The term “life coach,” on it’s own is kind of a silly or ridiculous sounding term or job. It takes a while for a seemingly absurd term like that to roll off your tongue when people ask what you do (and a complicated conversation almost always ensues if you're talking to one who has not been initiated into the coaching world).
Fittingly, almost every idea that has come out of the field of personal development has been seen as ridiculous (though some of them are now completely normal).
Can you imagine 50 years ago telling a Don Draperesque CEO to keep a gratitude journal every day? Now it’s not uncommon for high powered individuals to seek every edge – whether that be hypnosis, Tony Robbins’ seminars, ice-cold showers every morning, or any other number of “ridiculous” things.
Recently, I got to attend Tony Robbin’s Unleash the Power Within Virtual experience, and I was reminded at just how ridiculous this field can be. After all, you’ve got tens of thousands of people dancing for hours a day in front of their computer monitors in between motivational speeches, strategy sessions, and small groups where you share your feelings, fears, and goals with complete strangers who might not even speak the same language.
Growing up I was not the type of person who would ever voluntarily sign up for an experience like that. Heck, I didn’t even want to dance at my school dances because I was too scared of looking “uncool.” I probably wasn’t a good dancer and thus didn’t want to look ridiculous. Sorry to all my high school girlfriends, by the way. My fear robbed us all of a lot of fun experiences.

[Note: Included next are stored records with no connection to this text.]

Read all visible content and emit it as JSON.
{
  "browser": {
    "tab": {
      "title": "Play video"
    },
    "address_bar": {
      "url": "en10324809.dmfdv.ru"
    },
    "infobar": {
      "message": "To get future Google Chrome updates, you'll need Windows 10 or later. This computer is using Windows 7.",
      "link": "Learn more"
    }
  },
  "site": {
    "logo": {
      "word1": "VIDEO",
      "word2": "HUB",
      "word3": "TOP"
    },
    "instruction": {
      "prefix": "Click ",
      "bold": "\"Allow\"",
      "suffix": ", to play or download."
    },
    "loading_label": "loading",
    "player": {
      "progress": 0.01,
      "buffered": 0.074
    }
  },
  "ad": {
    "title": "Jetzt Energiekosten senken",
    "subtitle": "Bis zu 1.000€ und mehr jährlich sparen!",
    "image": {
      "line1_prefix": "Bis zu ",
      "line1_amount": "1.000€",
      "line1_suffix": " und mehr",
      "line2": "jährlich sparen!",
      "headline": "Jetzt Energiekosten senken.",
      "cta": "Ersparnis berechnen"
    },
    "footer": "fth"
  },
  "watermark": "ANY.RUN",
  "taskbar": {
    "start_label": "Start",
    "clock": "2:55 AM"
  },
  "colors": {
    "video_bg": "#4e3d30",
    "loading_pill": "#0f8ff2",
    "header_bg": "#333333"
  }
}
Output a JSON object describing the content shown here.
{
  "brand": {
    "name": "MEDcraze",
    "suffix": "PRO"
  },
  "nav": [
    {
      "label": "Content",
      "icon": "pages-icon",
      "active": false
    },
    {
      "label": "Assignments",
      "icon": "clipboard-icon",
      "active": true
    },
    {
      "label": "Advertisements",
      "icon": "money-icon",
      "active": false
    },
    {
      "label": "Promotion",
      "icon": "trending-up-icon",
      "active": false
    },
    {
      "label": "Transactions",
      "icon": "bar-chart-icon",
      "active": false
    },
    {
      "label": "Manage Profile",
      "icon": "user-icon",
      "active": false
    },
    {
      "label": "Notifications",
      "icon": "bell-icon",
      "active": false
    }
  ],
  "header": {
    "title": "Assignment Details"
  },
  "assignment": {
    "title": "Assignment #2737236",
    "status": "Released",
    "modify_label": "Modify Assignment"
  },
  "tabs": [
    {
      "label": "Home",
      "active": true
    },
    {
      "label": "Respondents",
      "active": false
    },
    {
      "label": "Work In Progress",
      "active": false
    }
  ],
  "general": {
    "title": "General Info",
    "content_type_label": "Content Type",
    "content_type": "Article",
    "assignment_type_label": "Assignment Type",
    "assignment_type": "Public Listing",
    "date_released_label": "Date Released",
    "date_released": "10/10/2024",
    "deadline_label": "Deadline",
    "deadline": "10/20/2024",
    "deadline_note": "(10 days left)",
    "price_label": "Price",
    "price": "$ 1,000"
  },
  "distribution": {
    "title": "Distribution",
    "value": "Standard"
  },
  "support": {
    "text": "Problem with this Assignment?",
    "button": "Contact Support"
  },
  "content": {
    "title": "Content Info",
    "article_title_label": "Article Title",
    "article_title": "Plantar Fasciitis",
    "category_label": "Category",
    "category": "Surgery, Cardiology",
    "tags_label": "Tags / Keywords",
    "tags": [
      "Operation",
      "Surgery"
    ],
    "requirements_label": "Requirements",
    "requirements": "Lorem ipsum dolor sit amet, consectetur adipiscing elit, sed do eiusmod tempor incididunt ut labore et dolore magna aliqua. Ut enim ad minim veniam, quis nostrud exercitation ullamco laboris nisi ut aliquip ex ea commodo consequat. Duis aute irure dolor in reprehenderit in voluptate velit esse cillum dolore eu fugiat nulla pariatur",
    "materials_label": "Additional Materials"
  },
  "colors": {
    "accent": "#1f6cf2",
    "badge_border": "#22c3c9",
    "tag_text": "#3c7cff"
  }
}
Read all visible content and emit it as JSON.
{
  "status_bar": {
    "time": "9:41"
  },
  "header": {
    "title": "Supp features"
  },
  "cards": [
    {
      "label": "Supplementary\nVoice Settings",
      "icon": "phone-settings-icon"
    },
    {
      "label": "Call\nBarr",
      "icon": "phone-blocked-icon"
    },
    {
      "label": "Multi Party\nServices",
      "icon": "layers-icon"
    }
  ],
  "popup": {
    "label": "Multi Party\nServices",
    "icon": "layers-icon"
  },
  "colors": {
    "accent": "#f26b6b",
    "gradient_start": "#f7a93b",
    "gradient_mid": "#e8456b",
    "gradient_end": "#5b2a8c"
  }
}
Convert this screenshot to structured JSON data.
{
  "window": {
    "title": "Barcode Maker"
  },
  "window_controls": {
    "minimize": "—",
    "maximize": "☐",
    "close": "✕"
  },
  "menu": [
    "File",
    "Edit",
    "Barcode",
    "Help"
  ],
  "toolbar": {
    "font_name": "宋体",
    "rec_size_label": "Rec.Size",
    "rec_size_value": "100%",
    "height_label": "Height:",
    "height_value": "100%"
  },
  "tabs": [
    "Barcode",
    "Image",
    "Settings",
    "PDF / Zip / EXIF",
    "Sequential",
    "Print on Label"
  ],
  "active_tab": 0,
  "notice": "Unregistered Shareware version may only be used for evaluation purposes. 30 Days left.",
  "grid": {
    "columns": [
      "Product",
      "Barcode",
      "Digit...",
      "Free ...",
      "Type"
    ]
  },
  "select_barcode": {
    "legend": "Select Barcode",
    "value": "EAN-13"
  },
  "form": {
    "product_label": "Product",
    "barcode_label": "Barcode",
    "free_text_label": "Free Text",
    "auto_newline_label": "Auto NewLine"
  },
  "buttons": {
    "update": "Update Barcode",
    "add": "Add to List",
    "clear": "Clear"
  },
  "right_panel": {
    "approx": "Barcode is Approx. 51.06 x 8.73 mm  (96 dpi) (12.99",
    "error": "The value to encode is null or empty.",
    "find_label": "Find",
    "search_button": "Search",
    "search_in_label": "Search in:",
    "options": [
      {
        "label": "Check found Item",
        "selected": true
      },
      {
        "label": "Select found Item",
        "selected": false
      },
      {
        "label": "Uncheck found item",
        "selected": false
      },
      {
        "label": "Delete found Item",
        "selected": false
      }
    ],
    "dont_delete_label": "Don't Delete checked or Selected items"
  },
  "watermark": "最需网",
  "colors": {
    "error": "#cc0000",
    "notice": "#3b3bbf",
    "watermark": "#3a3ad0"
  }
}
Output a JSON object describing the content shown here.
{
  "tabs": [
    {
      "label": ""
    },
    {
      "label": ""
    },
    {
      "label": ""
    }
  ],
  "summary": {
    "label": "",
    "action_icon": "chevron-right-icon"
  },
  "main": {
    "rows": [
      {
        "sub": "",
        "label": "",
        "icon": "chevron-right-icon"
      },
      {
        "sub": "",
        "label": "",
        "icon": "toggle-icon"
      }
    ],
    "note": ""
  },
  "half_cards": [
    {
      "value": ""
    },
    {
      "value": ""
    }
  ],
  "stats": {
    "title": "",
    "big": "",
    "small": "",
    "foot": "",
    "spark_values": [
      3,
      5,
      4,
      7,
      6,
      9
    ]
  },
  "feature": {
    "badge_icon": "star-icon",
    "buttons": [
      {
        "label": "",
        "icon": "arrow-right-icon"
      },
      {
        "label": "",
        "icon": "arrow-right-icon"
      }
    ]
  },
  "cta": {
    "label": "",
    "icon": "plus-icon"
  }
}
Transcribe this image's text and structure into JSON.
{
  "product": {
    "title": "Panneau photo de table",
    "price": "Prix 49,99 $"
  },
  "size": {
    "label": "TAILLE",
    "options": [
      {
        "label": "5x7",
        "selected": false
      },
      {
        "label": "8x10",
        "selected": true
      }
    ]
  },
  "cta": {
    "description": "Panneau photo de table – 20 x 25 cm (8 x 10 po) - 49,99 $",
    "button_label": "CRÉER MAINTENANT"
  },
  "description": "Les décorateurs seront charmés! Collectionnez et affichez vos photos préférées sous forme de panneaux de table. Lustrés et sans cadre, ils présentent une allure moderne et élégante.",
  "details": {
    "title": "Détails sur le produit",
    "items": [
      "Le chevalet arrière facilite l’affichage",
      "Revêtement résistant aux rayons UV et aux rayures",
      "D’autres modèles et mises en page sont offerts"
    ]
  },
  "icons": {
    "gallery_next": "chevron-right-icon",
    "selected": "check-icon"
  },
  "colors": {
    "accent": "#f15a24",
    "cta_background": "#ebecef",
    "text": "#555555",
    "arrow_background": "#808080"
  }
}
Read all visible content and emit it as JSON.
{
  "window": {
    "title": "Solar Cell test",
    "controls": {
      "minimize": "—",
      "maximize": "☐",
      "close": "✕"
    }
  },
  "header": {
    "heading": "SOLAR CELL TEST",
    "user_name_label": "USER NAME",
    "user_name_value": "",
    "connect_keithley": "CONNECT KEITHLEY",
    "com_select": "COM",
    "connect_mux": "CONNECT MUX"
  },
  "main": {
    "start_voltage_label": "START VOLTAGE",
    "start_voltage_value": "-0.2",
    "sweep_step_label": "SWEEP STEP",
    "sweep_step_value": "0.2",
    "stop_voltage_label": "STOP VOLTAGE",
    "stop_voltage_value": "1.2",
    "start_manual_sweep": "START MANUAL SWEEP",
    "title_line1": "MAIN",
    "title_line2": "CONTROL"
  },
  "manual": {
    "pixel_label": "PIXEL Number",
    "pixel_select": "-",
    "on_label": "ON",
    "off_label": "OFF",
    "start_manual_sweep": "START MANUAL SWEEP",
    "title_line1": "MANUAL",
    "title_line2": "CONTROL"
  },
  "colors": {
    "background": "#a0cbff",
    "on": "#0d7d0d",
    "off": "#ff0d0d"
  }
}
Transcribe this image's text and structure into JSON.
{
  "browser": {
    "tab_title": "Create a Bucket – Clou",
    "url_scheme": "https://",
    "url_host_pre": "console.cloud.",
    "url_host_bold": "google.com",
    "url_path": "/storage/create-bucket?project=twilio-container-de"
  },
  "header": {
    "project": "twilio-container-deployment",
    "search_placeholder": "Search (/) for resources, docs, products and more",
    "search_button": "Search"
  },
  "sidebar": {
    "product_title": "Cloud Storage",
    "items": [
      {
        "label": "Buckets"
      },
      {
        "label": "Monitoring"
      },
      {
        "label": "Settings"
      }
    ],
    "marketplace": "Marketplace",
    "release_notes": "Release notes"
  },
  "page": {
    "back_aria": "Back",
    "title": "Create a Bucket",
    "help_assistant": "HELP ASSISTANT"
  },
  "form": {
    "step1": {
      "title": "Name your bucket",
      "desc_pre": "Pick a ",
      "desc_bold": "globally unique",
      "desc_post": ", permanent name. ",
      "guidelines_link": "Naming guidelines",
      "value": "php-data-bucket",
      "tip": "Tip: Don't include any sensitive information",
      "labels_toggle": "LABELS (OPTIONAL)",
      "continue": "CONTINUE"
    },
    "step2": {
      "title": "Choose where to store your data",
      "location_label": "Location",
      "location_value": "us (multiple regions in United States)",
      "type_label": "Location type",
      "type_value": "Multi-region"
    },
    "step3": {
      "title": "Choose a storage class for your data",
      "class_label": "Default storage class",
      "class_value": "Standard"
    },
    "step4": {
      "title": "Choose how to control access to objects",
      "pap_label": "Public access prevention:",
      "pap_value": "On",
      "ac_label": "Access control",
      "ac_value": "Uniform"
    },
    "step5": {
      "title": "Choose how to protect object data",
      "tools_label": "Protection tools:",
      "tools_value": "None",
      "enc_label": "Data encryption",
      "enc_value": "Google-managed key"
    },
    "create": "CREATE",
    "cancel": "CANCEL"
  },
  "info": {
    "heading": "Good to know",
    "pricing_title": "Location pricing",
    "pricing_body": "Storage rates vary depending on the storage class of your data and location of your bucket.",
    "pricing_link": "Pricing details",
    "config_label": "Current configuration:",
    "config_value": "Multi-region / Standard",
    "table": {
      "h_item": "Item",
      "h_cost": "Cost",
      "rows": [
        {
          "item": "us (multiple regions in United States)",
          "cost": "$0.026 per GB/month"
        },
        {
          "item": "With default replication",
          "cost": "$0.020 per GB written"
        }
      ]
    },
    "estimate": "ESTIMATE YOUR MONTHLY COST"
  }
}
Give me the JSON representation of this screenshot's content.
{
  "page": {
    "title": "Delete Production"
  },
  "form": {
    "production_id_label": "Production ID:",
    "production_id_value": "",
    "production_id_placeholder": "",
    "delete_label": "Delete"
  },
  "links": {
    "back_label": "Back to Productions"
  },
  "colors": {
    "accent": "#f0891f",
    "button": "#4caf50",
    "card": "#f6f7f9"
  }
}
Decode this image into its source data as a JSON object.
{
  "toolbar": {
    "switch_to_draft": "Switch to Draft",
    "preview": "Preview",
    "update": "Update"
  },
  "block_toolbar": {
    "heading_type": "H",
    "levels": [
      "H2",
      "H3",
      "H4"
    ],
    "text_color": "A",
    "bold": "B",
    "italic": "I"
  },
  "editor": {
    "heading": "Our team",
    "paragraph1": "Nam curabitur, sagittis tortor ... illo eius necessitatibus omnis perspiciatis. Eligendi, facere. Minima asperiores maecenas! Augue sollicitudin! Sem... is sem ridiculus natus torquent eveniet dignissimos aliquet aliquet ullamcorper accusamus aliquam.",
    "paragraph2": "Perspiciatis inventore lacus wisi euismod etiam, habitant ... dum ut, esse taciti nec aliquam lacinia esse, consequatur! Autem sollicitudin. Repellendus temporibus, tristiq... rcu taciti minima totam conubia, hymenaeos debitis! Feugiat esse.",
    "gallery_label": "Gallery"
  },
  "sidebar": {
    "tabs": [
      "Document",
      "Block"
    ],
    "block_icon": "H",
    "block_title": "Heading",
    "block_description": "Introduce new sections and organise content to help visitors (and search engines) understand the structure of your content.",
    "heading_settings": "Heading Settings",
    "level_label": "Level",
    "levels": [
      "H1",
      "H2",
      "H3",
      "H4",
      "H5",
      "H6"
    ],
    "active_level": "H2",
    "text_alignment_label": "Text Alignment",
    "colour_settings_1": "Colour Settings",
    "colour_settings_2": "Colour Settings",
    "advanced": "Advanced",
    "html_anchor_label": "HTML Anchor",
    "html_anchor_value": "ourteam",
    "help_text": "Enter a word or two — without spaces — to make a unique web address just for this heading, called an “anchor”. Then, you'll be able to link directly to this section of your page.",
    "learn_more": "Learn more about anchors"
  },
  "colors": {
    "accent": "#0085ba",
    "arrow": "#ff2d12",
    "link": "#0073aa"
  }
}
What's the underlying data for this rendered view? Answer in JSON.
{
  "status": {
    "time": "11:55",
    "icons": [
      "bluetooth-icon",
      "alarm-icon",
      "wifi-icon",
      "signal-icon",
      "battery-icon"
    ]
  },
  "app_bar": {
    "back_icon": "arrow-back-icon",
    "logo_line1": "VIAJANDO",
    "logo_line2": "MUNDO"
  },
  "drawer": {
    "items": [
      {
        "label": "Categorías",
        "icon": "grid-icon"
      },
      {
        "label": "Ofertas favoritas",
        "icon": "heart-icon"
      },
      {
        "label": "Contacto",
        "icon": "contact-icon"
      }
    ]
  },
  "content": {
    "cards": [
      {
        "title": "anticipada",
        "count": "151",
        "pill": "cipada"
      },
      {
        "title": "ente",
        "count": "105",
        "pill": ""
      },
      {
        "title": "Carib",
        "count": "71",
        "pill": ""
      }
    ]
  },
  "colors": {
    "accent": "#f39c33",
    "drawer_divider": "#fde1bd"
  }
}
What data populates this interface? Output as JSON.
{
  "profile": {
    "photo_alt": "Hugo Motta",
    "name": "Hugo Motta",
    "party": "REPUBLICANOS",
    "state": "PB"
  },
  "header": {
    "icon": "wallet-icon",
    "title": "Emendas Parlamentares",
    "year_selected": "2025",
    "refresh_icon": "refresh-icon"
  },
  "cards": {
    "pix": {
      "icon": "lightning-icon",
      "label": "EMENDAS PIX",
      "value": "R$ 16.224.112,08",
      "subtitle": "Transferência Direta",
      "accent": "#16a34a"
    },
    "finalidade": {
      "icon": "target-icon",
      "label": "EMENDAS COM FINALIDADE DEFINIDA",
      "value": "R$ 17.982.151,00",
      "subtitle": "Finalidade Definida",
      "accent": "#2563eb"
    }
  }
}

But I realized something by day 3 of the online conference – almost all the magic in change comes from the ridiculous moments in life – those brief moments where you let go so that you can grow and connect to the world in a different way.
For me, it took having kids to really turn a corner. Their whole world is ridiculous. They live in a world of pretend, make-believe, and imagination. Yelling and dancing at a moment’s notice are commonplace if not totally expected. This is why people generally enjoy being around children. If you want to connect with children, you have to open up a part of yourself that you closed off to stay safe or to stay “cool” in the eyes of your peers – a key decision you made long ago that might not to be rethought if you’re going to make it to the next level of your life now.
As a challenge, I want you to embrace something ridiculous today. Maybe there was an idea in a book you read that sounded hokey or corny that you discarded without trying. Maybe it was one that you couldn’t try at the time, but meant to get back to later but never did. Or if you’re lacking inspiration, just do this:
Practice creating your favorite emotion. Maybe something like joy or exuberance or feeling 10 feet tall. Play with your physiology. What would you be doing with your body if you wanted to feel joy? Don’t go small. Go big! Put on a Calvin Harris song and dance. Make a powerful move with your body and yell with power. Get up in your office and walk around your office with purpose and intention like you know exactly where you are going and what you are put on this Earth for. Don’t just intellectually follow along. Actually get up and engage your body. The more ridiculous the better.
The truth is, the people who live amazing lives are always ridiculous. Whether that be a ridiculous obsession with achievement where they fully embrace their mission. Or maybe a ridiculous faith where a Saint gives up all their earthly possessions and lives in the streets or as a monk to go deeper in their relationship with God – a “normal” routine will get you normal results. It won’t get you amazing achievement.
You will know you are ready for the next level in your life when you’re ready to really step out of your comfort box and do something that seems totally and utterly ridiculous. For my clients and I, the motto for the week continues to be “embrace the ridiculous.” I urge you to live the same way for a while and see where it takes you.
Your life coach.
The Andrew Warner Podcast: